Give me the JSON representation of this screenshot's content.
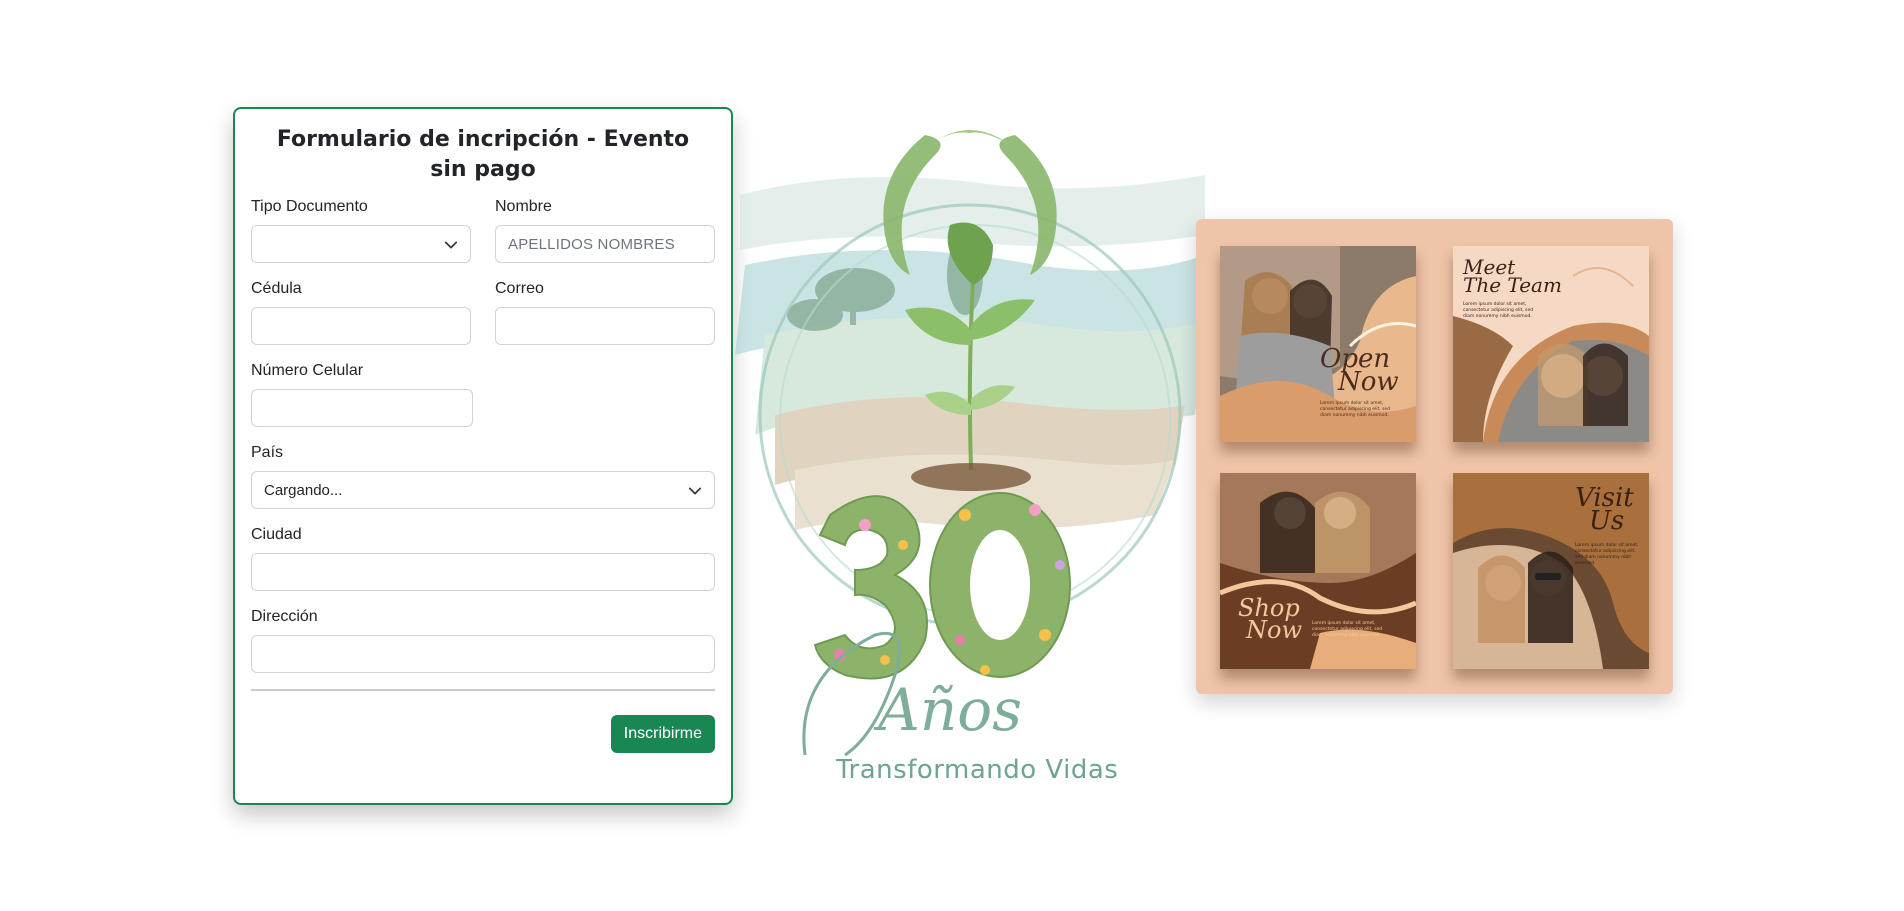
{
  "form": {
    "title": "Formulario de incripción - Evento sin pago",
    "fields": {
      "tipo_documento": {
        "label": "Tipo Documento",
        "value": ""
      },
      "nombre": {
        "label": "Nombre",
        "placeholder": "APELLIDOS NOMBRES"
      },
      "cedula": {
        "label": "Cédula",
        "value": ""
      },
      "correo": {
        "label": "Correo",
        "value": ""
      },
      "celular": {
        "label": "Número Celular",
        "value": ""
      },
      "pais": {
        "label": "País",
        "value": "Cargando..."
      },
      "ciudad": {
        "label": "Ciudad",
        "value": ""
      },
      "direccion": {
        "label": "Dirección",
        "value": ""
      }
    },
    "submit_label": "Inscribirme"
  },
  "logo": {
    "number": "30",
    "word": "Años",
    "tagline": "Transformando Vidas"
  },
  "promo": {
    "tiles": [
      {
        "title_line1": "Open",
        "title_line2": "Now",
        "small_text": "Lorem ipsum dolor sit amet, consectetur adipiscing elit, sed diam nonummy nibh euismod."
      },
      {
        "title_line1": "Meet",
        "title_line2": "The Team",
        "small_text": "Lorem ipsum dolor sit amet, consectetur adipiscing elit, sed diam nonummy nibh euismod."
      },
      {
        "title_line1": "Shop",
        "title_line2": "Now",
        "small_text": "Lorem ipsum dolor sit amet, consectetur adipiscing elit, sed diam nonummy nibh euismod."
      },
      {
        "title_line1": "Visit",
        "title_line2": "Us",
        "small_text": "Lorem ipsum dolor sit amet, consectetur adipiscing elit, sed diam nonummy nibh euismod."
      }
    ]
  },
  "colors": {
    "accent": "#198754",
    "promo_bg": "#f0c4a8",
    "logo_green": "#6fa48f"
  },
  "icons": {
    "select_caret": "chevron-down-icon"
  }
}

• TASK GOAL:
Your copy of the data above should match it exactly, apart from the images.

• TASK RESULT:
Give me the JSON representation of this screenshot's content.
{
  "form": {
    "title": "Formulario de incripción - Evento sin pago",
    "fields": {
      "tipo_documento": {
        "label": "Tipo Documento",
        "value": ""
      },
      "nombre": {
        "label": "Nombre",
        "placeholder": "APELLIDOS NOMBRES"
      },
      "cedula": {
        "label": "Cédula",
        "value": ""
      },
      "correo": {
        "label": "Correo",
        "value": ""
      },
      "celular": {
        "label": "Número Celular",
        "value": ""
      },
      "pais": {
        "label": "País",
        "value": "Cargando..."
      },
      "ciudad": {
        "label": "Ciudad",
        "value": ""
      },
      "direccion": {
        "label": "Dirección",
        "value": ""
      }
    },
    "submit_label": "Inscribirme"
  },
  "logo": {
    "number": "30",
    "word": "Años",
    "tagline": "Transformando Vidas"
  },
  "promo": {
    "tiles": [
      {
        "title_line1": "Open",
        "title_line2": "Now",
        "small_text": "Lorem ipsum dolor sit amet, consectetur adipiscing elit, sed diam nonummy nibh euismod."
      },
      {
        "title_line1": "Meet",
        "title_line2": "The Team",
        "small_text": "Lorem ipsum dolor sit amet, consectetur adipiscing elit, sed diam nonummy nibh euismod."
      },
      {
        "title_line1": "Shop",
        "title_line2": "Now",
        "small_text": "Lorem ipsum dolor sit amet, consectetur adipiscing elit, sed diam nonummy nibh euismod."
      },
      {
        "title_line1": "Visit",
        "title_line2": "Us",
        "small_text": "Lorem ipsum dolor sit amet, consectetur adipiscing elit, sed diam nonummy nibh euismod."
      }
    ]
  },
  "colors": {
    "accent": "#198754",
    "promo_bg": "#f0c4a8",
    "logo_green": "#6fa48f"
  },
  "icons": {
    "select_caret": "chevron-down-icon"
  }
}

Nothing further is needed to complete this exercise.